§ **Study material**
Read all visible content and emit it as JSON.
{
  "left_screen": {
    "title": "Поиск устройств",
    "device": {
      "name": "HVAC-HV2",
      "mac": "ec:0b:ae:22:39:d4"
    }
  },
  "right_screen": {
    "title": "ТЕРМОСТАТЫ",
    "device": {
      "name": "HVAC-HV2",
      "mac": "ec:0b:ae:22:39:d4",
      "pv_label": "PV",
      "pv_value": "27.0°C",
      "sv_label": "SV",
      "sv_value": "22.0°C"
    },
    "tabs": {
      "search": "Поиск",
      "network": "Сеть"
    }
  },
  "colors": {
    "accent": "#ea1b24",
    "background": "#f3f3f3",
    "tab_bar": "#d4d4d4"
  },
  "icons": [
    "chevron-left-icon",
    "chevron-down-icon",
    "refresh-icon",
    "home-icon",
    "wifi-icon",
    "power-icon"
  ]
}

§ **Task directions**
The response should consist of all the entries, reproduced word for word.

§ **Result for this exercise**
Read all visible content and emit it as JSON.
{
  "left_screen": {
    "title": "Поиск устройств",
    "device": {
      "name": "HVAC-HV2",
      "mac": "ec:0b:ae:22:39:d4"
    }
  },
  "right_screen": {
    "title": "ТЕРМОСТАТЫ",
    "device": {
      "name": "HVAC-HV2",
      "mac": "ec:0b:ae:22:39:d4",
      "pv_label": "PV",
      "pv_value": "27.0°C",
      "sv_label": "SV",
      "sv_value": "22.0°C"
    },
    "tabs": {
      "search": "Поиск",
      "network": "Сеть"
    }
  },
  "colors": {
    "accent": "#ea1b24",
    "background": "#f3f3f3",
    "tab_bar": "#d4d4d4"
  },
  "icons": [
    "chevron-left-icon",
    "chevron-down-icon",
    "refresh-icon",
    "home-icon",
    "wifi-icon",
    "power-icon"
  ]
}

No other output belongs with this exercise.